From Looney Pyramid Games Wiki
Color Claim
Designed by Robert Dudley
Board setup for Color Claim
Build stacks with your claimed color on top to score points.
:Players Players: 2
:Time Length: Fast
:Complexity Complexity: Low
Trios per color: 2
Number of colors: 5
Pyramid trios:
Monochr. stashes:
Five-color sets: 2
- - - - - - Other equipment - - - - - -
6x5 board
Setup time: less than 5 minutes
Playing time: 5 minutes - 15 minutes
Strategy depth: Medium
Random chance: None
Game mechanics: Capturing
Theme: none
BGG Link: 120691
Status: Complete (v1.0), Year released: 2012

Components[edit | edit source]

Color Claim is a game for two players. Two Rainbow stashes and a 6x5 board are required to play.

Setup[edit | edit source]

Place the pyramids randomly on the board, one per space. Choose a player to take the first turn.

Movement[edit | edit source]

Each turn, move one pyramid or stack onto an adjacent pyramid or stack. Pyramids cannot move diagonally. When a player moves a pyramid or stack onto an unowned, unstacked pyramid, he may either claim its color or stack on top of it.

Unowned pyramids and stacks cannot be moved onto owned pyramids or stacks. Players cannot move pyramids or stacks owned by their opponent onto other pyramids or stacks owned by their opponent. Pyramids can never be moved off of or out of stacks.

After a player moves a pyramid or stack, his turn ends and the next player's turn begins.

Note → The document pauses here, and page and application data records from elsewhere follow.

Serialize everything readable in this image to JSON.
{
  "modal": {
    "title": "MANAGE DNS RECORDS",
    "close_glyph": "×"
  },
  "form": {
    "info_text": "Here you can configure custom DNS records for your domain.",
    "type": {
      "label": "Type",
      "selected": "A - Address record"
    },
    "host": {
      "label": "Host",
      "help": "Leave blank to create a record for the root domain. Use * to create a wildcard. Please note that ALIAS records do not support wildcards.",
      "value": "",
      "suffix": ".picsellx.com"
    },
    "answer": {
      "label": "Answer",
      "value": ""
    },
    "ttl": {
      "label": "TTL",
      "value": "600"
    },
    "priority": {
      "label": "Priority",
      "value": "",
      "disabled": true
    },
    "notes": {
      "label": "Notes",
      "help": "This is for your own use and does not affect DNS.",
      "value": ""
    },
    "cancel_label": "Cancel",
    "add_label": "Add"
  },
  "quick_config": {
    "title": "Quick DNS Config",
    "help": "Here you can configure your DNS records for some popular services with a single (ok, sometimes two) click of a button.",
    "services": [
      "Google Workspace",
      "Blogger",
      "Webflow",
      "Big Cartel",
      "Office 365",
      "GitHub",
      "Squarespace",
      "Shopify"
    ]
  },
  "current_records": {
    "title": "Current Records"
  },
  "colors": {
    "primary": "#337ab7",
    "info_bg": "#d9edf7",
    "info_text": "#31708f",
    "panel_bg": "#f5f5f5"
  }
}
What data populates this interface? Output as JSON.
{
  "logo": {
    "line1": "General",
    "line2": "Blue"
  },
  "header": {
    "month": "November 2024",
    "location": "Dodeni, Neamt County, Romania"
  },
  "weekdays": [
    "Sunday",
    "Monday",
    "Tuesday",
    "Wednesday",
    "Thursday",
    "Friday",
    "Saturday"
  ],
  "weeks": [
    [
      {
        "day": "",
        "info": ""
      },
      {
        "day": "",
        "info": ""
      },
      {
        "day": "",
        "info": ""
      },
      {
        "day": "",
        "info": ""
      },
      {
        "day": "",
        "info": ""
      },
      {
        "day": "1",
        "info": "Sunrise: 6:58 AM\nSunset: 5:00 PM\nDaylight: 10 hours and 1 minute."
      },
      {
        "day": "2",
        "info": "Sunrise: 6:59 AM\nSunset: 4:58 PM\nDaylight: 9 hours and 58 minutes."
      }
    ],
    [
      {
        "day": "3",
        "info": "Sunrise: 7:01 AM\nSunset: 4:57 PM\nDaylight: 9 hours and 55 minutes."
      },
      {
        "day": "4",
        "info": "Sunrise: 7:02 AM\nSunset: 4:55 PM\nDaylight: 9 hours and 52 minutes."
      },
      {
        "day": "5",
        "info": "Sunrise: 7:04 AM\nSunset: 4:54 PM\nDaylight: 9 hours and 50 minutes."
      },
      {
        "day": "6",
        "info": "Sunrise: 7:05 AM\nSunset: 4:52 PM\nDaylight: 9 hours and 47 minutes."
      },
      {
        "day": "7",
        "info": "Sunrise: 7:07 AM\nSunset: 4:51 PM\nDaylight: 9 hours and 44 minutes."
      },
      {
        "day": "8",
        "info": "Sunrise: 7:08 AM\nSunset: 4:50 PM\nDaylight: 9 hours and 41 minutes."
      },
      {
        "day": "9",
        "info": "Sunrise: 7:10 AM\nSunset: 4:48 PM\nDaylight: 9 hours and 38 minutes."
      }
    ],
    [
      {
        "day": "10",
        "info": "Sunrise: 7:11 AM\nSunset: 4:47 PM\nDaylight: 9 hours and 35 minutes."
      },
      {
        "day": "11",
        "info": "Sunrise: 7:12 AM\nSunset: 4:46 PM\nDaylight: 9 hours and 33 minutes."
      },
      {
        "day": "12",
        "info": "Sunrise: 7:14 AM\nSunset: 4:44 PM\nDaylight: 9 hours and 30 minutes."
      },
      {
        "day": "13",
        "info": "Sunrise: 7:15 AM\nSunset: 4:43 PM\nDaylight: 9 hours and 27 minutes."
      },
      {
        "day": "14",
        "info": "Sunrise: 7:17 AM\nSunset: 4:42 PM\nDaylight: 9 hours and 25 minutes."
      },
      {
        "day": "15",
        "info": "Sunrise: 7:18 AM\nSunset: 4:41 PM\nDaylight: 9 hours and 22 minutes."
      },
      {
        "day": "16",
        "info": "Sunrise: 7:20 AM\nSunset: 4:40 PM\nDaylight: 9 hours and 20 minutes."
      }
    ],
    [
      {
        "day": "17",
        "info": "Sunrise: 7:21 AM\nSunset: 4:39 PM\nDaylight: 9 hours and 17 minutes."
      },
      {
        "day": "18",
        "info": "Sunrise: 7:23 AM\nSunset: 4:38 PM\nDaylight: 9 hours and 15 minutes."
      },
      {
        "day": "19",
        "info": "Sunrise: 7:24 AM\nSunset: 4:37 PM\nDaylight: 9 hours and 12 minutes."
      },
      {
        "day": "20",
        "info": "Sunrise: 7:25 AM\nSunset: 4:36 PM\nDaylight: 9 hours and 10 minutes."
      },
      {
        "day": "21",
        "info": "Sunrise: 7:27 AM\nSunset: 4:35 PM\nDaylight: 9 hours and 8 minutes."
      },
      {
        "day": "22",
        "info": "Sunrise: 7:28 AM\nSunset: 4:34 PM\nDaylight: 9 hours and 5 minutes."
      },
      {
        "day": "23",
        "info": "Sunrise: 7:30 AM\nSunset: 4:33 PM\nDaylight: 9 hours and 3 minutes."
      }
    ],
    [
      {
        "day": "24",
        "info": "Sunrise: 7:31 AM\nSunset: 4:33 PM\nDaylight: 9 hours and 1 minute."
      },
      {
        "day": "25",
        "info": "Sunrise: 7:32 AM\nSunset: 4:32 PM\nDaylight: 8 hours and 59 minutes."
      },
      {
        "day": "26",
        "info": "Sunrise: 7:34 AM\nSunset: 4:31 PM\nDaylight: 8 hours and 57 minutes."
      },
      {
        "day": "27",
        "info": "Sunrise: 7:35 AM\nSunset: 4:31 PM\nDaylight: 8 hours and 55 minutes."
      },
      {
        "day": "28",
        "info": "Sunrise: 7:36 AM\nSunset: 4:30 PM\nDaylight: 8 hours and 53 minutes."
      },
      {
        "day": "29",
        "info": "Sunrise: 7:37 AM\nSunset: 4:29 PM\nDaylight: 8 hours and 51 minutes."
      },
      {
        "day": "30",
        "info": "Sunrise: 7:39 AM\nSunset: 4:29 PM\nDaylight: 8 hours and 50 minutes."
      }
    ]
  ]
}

When a player is unable to move on his turn, the game ends immediately and players calculate their scores.

Claiming Colors[edit | edit source]

When a player claims a color, remove any pyramid already in front of him from the game. He no longer owns that color. Place the pyramid he moved onto this turn in front of him. He now owns pyramids of this color and stacks with pyramids of this color on top.

When a player claims a color, pyramids and stacks he owns cannot be moved onto until his next turn.

Scoring[edit | edit source]

For each stack a player owns, take the number of pyramids it contains and multiply that number by the pip count of the pyramid on top. This is the stack's point value. A single pyramid a player owns is worth a number of points equal to its pip count. Each player combines the points of all single pyramids and stacks he owns. The player with the highest total wins.

Example: A stack with a medium pyramid on top and three pyramids beneath it is worth 8 points (2 pips x 4 total pyramids). A single large pyramid is worth 3 points (3 pips). If these are the only pyramids and stacks a player owns, his score is 11 points (8 + 3).

Files[edit | edit source]

Printable 6x5 board - PDF download